The authors of this study tested for promethazine in the patients enrolled in a county hospital methadone clinic in San Francisco. Twenty-six percent were positive for promethazine and only 15% had a prescription for this medication. Also, promethazine use was associated with benzodiazepine use.

The authors then recruited two hundred intravenous drug users, and discovered that only 139 were opioid addicts. Of those 139 addicts, seventeen percent reported promethazine use in the past month. However, of the addicts who had been on methadone in the past, twenty-four percent reported promethazine use in the past month.

What does this study tell us? The authors’ conclusion was that promethazine needs to be investigated further as a drug of abuse in opioid addicts.

Well, yeah.

My clinical experience gave me some thoughts about the study. For one thing, pregnant addicts were excluded. But in my experience, pregnant patients are the ones most likely to be prescribed Phenergan because of morning sickness during pregnancy. And this study doesn’t tell us much about the overdose risk when methadone and Phenergan are combined. Early in their article, they do provide some data: In Kentucky, over 14% of decedents from methadone toxicity overdose deaths also had promethazine present in their system. In Seattle, 2.5% of fatal overdoses had promethazine present.

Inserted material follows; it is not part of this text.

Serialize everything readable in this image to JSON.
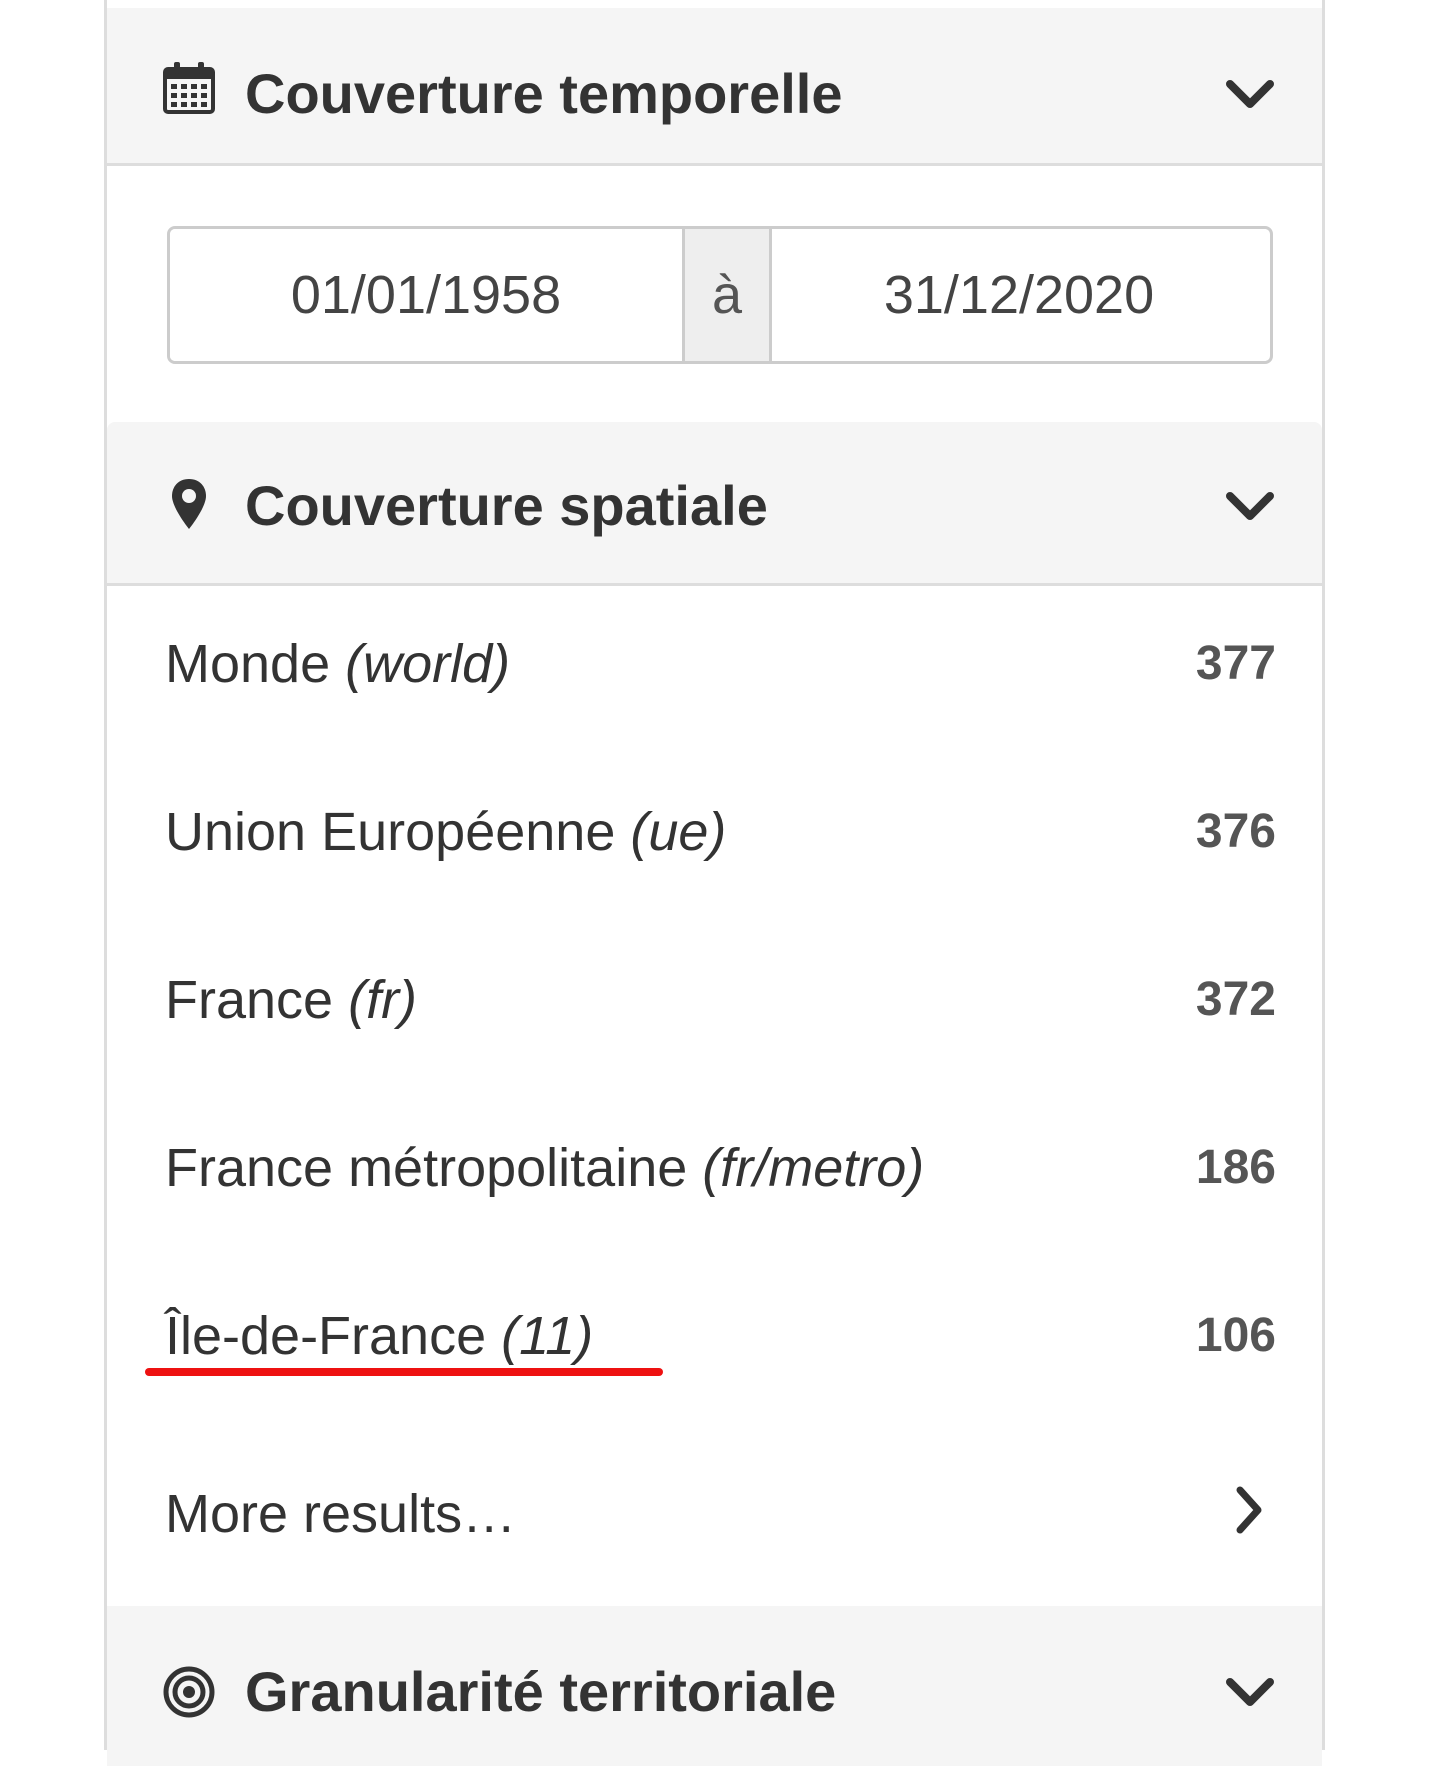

Promethazine, along with many other medications, prolongs the QT interval just like methadone does. I haven’t seen any studies of methadone patients comparing QT intervals before and after promethazine, which may be helpful to further assess risk.